## TASK GOAL
Nothing but the records themselves, exactly as written, should appear in the reply; leave out the pictures.

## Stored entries
—————

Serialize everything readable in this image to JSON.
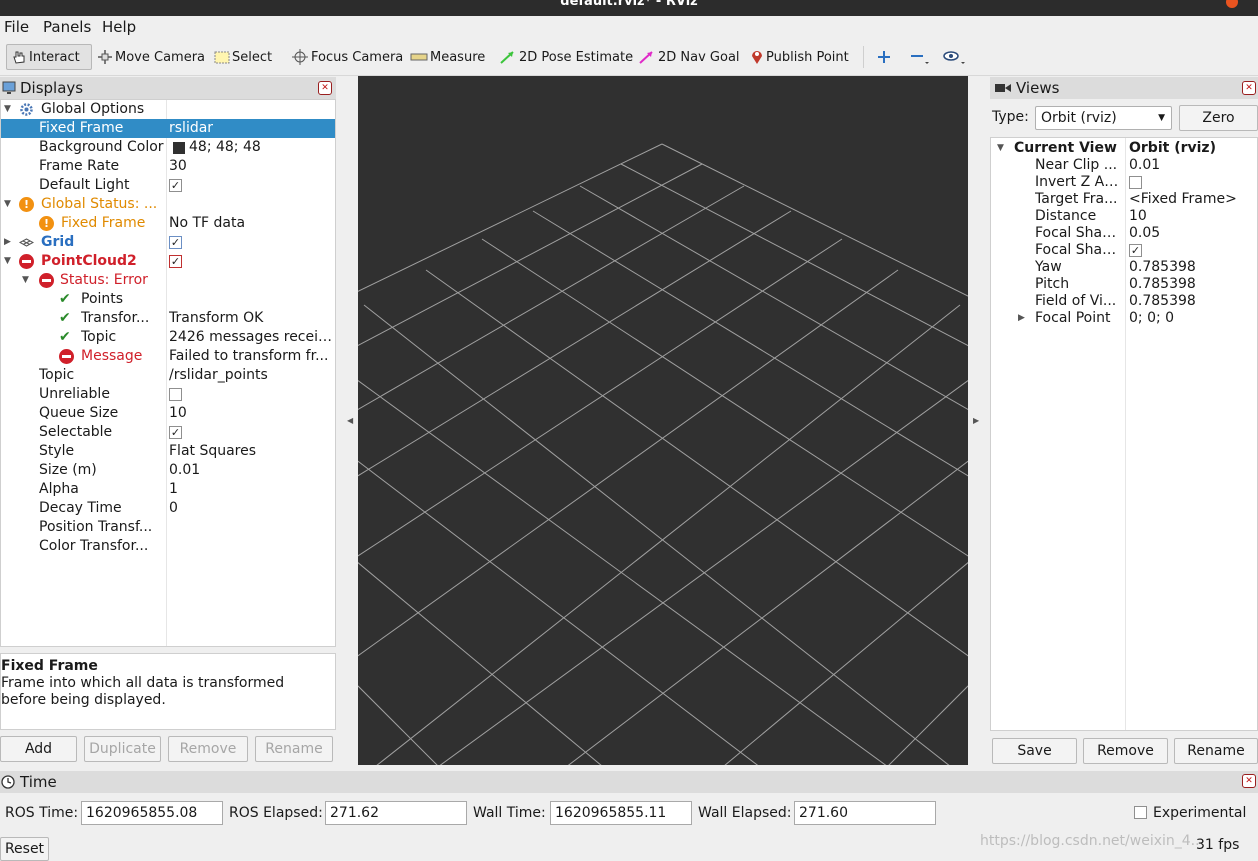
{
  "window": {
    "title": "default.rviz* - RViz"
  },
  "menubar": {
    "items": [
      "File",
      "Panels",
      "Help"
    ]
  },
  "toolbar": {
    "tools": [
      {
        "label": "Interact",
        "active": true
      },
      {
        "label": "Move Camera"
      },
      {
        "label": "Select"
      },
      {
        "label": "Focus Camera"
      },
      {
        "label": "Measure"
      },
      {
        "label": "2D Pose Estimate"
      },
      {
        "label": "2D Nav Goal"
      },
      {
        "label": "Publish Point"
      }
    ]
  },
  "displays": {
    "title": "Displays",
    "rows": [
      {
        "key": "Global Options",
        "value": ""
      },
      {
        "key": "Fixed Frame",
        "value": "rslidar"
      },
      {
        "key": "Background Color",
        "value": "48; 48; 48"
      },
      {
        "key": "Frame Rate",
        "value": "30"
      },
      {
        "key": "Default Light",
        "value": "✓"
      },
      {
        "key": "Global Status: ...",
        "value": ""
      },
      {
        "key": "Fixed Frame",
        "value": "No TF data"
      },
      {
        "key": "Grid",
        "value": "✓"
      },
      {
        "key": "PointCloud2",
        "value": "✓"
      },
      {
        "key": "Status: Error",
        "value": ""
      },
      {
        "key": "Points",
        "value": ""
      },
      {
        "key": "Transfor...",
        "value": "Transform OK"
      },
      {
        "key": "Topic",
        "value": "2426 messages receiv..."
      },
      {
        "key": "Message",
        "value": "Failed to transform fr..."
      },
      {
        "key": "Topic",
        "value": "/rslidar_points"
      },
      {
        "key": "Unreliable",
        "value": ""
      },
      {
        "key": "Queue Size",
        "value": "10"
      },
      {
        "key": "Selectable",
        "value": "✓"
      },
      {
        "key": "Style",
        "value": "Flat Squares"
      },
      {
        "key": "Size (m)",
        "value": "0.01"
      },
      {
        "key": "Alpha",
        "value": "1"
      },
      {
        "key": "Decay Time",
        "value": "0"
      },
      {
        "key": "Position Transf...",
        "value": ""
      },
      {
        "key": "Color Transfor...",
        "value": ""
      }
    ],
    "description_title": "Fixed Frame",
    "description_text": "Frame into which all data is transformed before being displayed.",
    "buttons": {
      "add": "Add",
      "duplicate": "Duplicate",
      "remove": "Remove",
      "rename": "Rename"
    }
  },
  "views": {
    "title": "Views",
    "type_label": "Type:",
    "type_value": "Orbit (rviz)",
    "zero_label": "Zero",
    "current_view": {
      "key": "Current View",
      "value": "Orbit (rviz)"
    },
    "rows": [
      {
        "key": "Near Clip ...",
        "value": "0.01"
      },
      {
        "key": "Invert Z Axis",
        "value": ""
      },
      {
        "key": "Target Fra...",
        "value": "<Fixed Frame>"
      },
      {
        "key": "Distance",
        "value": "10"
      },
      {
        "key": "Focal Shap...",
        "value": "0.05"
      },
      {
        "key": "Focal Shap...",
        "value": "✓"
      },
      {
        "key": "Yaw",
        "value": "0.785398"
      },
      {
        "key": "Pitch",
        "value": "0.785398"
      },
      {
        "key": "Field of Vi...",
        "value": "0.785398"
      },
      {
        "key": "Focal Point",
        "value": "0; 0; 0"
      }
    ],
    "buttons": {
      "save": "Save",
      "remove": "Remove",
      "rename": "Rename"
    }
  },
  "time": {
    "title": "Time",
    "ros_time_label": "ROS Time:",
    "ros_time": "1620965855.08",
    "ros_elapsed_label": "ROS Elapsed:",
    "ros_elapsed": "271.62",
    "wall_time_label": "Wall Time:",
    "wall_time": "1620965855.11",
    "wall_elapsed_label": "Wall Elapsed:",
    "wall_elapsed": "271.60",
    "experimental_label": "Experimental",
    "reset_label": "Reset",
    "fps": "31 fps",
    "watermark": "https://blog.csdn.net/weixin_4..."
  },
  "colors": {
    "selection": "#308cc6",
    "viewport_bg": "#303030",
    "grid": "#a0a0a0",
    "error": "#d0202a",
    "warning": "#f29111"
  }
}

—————

## EXERCISE ANSWER
Serialize everything readable in this image to JSON.
{
  "window": {
    "title": "default.rviz* - RViz"
  },
  "menubar": {
    "items": [
      "File",
      "Panels",
      "Help"
    ]
  },
  "toolbar": {
    "tools": [
      {
        "label": "Interact",
        "active": true
      },
      {
        "label": "Move Camera"
      },
      {
        "label": "Select"
      },
      {
        "label": "Focus Camera"
      },
      {
        "label": "Measure"
      },
      {
        "label": "2D Pose Estimate"
      },
      {
        "label": "2D Nav Goal"
      },
      {
        "label": "Publish Point"
      }
    ]
  },
  "displays": {
    "title": "Displays",
    "rows": [
      {
        "key": "Global Options",
        "value": ""
      },
      {
        "key": "Fixed Frame",
        "value": "rslidar"
      },
      {
        "key": "Background Color",
        "value": "48; 48; 48"
      },
      {
        "key": "Frame Rate",
        "value": "30"
      },
      {
        "key": "Default Light",
        "value": "✓"
      },
      {
        "key": "Global Status: ...",
        "value": ""
      },
      {
        "key": "Fixed Frame",
        "value": "No TF data"
      },
      {
        "key": "Grid",
        "value": "✓"
      },
      {
        "key": "PointCloud2",
        "value": "✓"
      },
      {
        "key": "Status: Error",
        "value": ""
      },
      {
        "key": "Points",
        "value": ""
      },
      {
        "key": "Transfor...",
        "value": "Transform OK"
      },
      {
        "key": "Topic",
        "value": "2426 messages receiv..."
      },
      {
        "key": "Message",
        "value": "Failed to transform fr..."
      },
      {
        "key": "Topic",
        "value": "/rslidar_points"
      },
      {
        "key": "Unreliable",
        "value": ""
      },
      {
        "key": "Queue Size",
        "value": "10"
      },
      {
        "key": "Selectable",
        "value": "✓"
      },
      {
        "key": "Style",
        "value": "Flat Squares"
      },
      {
        "key": "Size (m)",
        "value": "0.01"
      },
      {
        "key": "Alpha",
        "value": "1"
      },
      {
        "key": "Decay Time",
        "value": "0"
      },
      {
        "key": "Position Transf...",
        "value": ""
      },
      {
        "key": "Color Transfor...",
        "value": ""
      }
    ],
    "description_title": "Fixed Frame",
    "description_text": "Frame into which all data is transformed before being displayed.",
    "buttons": {
      "add": "Add",
      "duplicate": "Duplicate",
      "remove": "Remove",
      "rename": "Rename"
    }
  },
  "views": {
    "title": "Views",
    "type_label": "Type:",
    "type_value": "Orbit (rviz)",
    "zero_label": "Zero",
    "current_view": {
      "key": "Current View",
      "value": "Orbit (rviz)"
    },
    "rows": [
      {
        "key": "Near Clip ...",
        "value": "0.01"
      },
      {
        "key": "Invert Z Axis",
        "value": ""
      },
      {
        "key": "Target Fra...",
        "value": "<Fixed Frame>"
      },
      {
        "key": "Distance",
        "value": "10"
      },
      {
        "key": "Focal Shap...",
        "value": "0.05"
      },
      {
        "key": "Focal Shap...",
        "value": "✓"
      },
      {
        "key": "Yaw",
        "value": "0.785398"
      },
      {
        "key": "Pitch",
        "value": "0.785398"
      },
      {
        "key": "Field of Vi...",
        "value": "0.785398"
      },
      {
        "key": "Focal Point",
        "value": "0; 0; 0"
      }
    ],
    "buttons": {
      "save": "Save",
      "remove": "Remove",
      "rename": "Rename"
    }
  },
  "time": {
    "title": "Time",
    "ros_time_label": "ROS Time:",
    "ros_time": "1620965855.08",
    "ros_elapsed_label": "ROS Elapsed:",
    "ros_elapsed": "271.62",
    "wall_time_label": "Wall Time:",
    "wall_time": "1620965855.11",
    "wall_elapsed_label": "Wall Elapsed:",
    "wall_elapsed": "271.60",
    "experimental_label": "Experimental",
    "reset_label": "Reset",
    "fps": "31 fps",
    "watermark": "https://blog.csdn.net/weixin_4..."
  },
  "colors": {
    "selection": "#308cc6",
    "viewport_bg": "#303030",
    "grid": "#a0a0a0",
    "error": "#d0202a",
    "warning": "#f29111"
  }
}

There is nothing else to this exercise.